Retina specialists train specifically in the subspecialty of ophthalmology known as vitreo-retinal medicine. They treat conditions involving the retina—the delicate nerve tissue that lines the back inside wall of the eye responsible for creating an image that is processed by the brain—and the vitreous—the jelly-like substance that fills the back of the eye.
There are a wide range of retinal conditions in both adults and children, including: age-related macular degeneration, diabetic retinopathy, retinal tears, retinoblastoma, retinal detachment, retinitis pigmentosa, and cancers of the eye. Retina specialists also treat patients who have experienced severe eye trauma, with the goal of addressing the trauma and repairing or preventing damage to the eye. Retina specialists may also be consulted in the case of a patient dealing with a hereditary disease of the eye.

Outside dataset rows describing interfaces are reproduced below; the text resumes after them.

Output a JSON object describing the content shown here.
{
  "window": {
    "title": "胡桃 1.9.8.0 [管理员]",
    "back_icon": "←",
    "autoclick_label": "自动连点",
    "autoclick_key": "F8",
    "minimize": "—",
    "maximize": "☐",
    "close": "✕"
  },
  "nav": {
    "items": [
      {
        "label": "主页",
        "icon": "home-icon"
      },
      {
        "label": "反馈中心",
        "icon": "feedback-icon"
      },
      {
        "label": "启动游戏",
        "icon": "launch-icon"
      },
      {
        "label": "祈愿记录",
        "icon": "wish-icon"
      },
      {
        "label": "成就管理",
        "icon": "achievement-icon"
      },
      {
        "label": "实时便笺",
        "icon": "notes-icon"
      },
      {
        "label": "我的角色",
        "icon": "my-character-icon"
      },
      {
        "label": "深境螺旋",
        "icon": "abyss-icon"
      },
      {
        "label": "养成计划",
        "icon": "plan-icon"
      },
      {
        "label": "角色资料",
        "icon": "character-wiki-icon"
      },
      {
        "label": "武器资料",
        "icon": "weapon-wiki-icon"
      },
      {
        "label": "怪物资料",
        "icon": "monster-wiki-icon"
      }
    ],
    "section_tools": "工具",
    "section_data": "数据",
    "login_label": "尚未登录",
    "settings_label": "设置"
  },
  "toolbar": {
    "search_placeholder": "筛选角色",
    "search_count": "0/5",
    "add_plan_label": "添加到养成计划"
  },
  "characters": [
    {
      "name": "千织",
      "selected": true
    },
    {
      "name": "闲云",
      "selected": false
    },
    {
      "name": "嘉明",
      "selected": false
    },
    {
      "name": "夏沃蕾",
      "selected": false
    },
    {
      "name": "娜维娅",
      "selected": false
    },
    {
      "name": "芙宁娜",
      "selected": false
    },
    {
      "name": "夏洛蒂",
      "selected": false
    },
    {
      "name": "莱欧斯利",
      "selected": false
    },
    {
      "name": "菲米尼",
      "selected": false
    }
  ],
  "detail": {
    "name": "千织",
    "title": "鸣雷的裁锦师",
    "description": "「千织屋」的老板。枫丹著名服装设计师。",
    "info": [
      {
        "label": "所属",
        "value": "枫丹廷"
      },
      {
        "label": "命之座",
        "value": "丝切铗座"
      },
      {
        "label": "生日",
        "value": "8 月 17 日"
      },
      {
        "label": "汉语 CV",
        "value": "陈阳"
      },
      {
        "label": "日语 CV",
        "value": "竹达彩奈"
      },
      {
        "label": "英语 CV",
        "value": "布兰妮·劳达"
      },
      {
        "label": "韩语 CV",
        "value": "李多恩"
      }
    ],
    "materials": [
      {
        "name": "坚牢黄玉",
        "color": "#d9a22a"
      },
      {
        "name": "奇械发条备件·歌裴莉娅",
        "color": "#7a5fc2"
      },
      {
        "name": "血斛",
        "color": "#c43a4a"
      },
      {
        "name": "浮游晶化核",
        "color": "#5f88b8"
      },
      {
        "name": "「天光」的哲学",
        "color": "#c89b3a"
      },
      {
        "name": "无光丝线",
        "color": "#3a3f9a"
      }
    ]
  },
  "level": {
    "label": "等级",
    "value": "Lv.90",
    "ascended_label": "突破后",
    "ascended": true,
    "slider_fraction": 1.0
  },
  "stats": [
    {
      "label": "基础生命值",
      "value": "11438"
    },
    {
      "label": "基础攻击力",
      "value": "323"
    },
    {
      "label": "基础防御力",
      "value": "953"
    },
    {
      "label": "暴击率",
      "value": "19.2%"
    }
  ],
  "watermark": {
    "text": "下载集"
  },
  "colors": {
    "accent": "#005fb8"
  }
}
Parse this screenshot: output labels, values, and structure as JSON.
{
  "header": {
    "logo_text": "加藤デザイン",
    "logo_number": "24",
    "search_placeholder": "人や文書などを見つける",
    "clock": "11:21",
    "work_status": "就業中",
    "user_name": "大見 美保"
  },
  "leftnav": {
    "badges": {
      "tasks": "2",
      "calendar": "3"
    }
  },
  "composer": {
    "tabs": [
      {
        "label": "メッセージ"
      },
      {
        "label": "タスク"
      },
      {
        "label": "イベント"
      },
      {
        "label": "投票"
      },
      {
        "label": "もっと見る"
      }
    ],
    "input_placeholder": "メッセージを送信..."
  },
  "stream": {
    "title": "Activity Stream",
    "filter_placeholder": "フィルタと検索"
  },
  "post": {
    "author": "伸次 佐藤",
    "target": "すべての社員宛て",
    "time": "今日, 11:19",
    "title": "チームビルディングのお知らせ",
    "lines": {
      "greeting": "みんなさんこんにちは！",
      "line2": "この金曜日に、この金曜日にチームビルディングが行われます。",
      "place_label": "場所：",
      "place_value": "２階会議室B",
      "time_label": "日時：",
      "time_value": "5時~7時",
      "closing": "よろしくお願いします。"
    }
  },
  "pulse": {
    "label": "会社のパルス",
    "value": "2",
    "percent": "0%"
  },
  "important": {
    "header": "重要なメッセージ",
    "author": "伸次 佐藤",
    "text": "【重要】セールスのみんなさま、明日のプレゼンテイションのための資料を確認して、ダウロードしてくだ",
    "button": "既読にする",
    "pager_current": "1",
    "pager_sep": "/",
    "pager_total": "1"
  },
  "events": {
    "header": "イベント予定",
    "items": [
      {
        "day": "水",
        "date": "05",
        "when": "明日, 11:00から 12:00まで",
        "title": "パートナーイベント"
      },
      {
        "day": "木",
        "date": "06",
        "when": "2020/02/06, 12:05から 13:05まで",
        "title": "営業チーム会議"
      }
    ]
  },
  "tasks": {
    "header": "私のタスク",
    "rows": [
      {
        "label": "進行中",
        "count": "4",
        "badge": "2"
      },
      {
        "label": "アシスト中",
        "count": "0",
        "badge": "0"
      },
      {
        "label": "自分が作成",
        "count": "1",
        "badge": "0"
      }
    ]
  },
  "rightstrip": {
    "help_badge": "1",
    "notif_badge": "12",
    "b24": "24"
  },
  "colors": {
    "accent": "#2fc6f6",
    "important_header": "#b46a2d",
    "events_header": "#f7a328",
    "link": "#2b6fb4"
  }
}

The retinal specialist is most often called upon when vision can no longer be improved after appropriate glasses have been prescribed and/or cataract surgery to determine the cause of the persistent decreased vision, or if there is any abnormality noted in the back of the eye on routine eye examination.
Retina specialists are highly trained. They must complete medical school and specialized training as an ophthalmologist, and then pursue additional vitreo-retinal training. The full breadth of training for a retina specialist includes:
Medical School: 4 years
Internship: 1 year
Ophthalmology Residency: 3 years
Retina-Vitreous Fellowship: 2 years